TASK: Read the data below. Every line holding the string "Email" must be copied.

[RECORDS SHOWN — start]

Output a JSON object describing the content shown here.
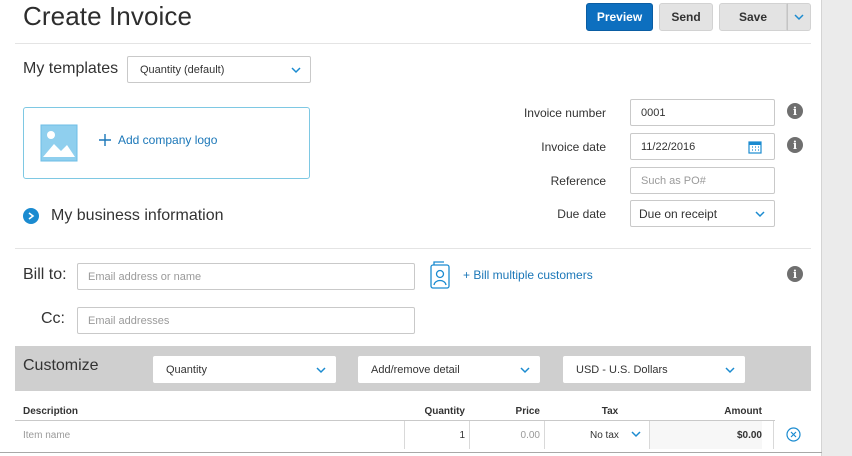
{
  "header": {
    "title": "Create Invoice",
    "preview_label": "Preview",
    "send_label": "Send",
    "save_label": "Save"
  },
  "templates": {
    "label": "My templates",
    "selected": "Quantity (default)"
  },
  "logo": {
    "add_label": "Add company logo"
  },
  "business": {
    "label": "My business information"
  },
  "invoice": {
    "number_label": "Invoice number",
    "number_value": "0001",
    "date_label": "Invoice date",
    "date_value": "11/22/2016",
    "reference_label": "Reference",
    "reference_placeholder": "Such as PO#",
    "due_label": "Due date",
    "due_value": "Due on receipt"
  },
  "bill": {
    "to_label": "Bill to:",
    "to_placeholder": "Email address or name",
    "cc_label": "Cc:",
    "cc_placeholder": "Email addresses",
    "multiple_label": "+ Bill multiple customers"
  },
  "customize": {
    "label": "Customize",
    "quantity_select": "Quantity",
    "detail_select": "Add/remove detail",
    "currency_select": "USD - U.S. Dollars"
  },
  "table": {
    "headers": {
      "description": "Description",
      "quantity": "Quantity",
      "price": "Price",
      "tax": "Tax",
      "amount": "Amount"
    },
    "rows": [
      {
        "item_placeholder": "Item name",
        "quantity": "1",
        "price": "0.00",
        "tax": "No tax",
        "amount": "$0.00"
      }
    ]
  },
  "colors": {
    "primary": "#0d6fbf",
    "link": "#1b77b8",
    "customize_bar": "#cfcfcf",
    "accent_border": "#7ec8e3"
  }
}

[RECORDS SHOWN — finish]

SOLUTION FOR THIS PROBLEM:
    "to_placeholder": "Email address or name",
    "cc_placeholder": "Email addresses",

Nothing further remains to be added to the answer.